  • Learners may be more comfortable in their own turf.
  • If the course is not designed well, the learner may not finish the course because of work pressures and distractions.
  • It is left to the learner to balance work and learning.
Pros and Cons of conducting training in a controlled learning environment:

  • The learner's attention is focused on the training. He/she has no other option but to learn.
  • The baggage of work is left behind. Mind is free of all work-related worries.
  • Out of sight, Out of mind syndrome: There is a big chance that learner will see this as a 'vacation' from work. Attend session and forget about it.
  • It may seem like we are keeping a gun to their heads and saying LEARN!
  • Learners may be uncomfortable with an alien learning environment.
  • When the learner is sent somewhere (even if it is the conference room) to learn, they may question 'Why?, I am fine where I am.' They may get on the defensive.

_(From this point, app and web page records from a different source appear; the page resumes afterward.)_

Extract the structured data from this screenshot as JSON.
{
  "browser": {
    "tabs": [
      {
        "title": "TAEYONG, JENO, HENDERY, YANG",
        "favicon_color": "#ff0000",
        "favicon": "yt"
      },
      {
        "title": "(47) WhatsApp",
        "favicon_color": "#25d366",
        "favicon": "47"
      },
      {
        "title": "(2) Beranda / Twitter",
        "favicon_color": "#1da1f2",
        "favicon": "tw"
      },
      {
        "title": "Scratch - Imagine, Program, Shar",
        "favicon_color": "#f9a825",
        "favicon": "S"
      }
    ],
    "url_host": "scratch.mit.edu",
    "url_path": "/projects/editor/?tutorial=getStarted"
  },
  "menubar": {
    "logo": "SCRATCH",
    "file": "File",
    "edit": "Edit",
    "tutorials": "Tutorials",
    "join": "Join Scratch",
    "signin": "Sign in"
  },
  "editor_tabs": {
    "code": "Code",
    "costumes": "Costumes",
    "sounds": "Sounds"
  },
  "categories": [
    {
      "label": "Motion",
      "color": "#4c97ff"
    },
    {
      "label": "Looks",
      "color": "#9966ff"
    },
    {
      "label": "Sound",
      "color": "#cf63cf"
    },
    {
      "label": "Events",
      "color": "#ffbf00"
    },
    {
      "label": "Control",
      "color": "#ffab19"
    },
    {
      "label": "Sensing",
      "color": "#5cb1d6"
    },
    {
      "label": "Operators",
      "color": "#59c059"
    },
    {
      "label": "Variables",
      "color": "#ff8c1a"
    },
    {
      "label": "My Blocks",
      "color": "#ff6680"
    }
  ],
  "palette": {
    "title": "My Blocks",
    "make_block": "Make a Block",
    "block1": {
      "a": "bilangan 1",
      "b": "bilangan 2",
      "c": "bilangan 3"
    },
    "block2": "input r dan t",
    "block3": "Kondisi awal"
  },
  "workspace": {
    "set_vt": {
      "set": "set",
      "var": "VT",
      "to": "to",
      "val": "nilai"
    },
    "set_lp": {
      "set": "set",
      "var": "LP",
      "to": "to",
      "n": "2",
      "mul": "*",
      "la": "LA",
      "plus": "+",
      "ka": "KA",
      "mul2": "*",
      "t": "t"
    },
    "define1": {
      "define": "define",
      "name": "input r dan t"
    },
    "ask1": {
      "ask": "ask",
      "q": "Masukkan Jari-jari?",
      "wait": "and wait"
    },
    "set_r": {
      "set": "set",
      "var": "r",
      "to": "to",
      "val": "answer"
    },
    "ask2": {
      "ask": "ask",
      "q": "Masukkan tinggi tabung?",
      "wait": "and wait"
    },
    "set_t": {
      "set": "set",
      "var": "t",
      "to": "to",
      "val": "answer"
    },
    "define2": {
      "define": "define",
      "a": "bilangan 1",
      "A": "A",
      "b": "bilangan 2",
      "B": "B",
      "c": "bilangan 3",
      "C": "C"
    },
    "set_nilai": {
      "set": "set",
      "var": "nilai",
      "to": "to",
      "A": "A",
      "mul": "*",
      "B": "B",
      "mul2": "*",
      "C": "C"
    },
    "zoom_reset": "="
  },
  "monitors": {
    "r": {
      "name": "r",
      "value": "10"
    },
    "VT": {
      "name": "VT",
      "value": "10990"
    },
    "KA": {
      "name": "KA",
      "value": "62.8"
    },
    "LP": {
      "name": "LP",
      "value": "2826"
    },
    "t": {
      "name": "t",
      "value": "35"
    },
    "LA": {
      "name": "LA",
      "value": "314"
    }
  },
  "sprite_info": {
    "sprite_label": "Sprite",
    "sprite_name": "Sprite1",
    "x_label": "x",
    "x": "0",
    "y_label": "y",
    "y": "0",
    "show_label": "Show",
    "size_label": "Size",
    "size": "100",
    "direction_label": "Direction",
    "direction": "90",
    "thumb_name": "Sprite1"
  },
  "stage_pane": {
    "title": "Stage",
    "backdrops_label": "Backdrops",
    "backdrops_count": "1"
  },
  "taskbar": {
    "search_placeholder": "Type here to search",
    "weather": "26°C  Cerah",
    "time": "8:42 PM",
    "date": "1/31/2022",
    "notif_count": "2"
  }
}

Tuesday, July 8, 2008

Evaluating a Course

What factors must you check while evaluating a course?

  • Are the learning objectives obvious?
  • Are the learning tasks clearly defined?
  • Visual:
    • Is the interface intuitive? Does it facilitate learning?
    • Is the visual layout and hierarchy neat and logical?
    • Are the icons and graphics used appropriate? Does it facilitate learning?
  • Audio
    • Is the audio sufficient, too much, or too little?
    • Is it appropriately paced, too fast, or too slow?
    • Does it have life or would it put the learner to sleep?
  • Text
    • Is the text on screen too much, too little or just right?
    • Is the instructional flow maintained?
    • Has the information been chunked and presented effectively?
    • Are the instructional strategies challenging for the learner? Does it help meet the learning outcome?
    • Does the strategy ensure high instructional interactivity?
    • Do the exercises reinforce leaning?
    • Are the exercises introduced at the right junctures?
    • Is there an exercise to check each learning objective?
    • Are the exercises forced or they motivating?
This is, however, only a surface level evaluation. A detailed evaluation will check the 'learnability of a course.' For detailed evaluation read article on Learability Testing.

Wednesday, July 2, 2008

Blogging to be famous?

A post by Ripul had me thinking on the reasons I blog. I decided to jot them down. I blog because:
  • This is a platform where I reinforce my learning. When I pen it down, I am forced to recollect.
  • I like a space where I can think out loud.
  • I want to share what I have learnt. I used to and still do read several blogs to learn more and more about ID and elearning. I hope my experiences and thoughts are useful to someone else.
  • It provides clarity of thought and a logical flow or chunking of ideas.
  • It makes me feel more confident about myself as it sheds any inhibitions I may have and makes me surer of my work.
  • I enjoy the reading I do to write up an article/post.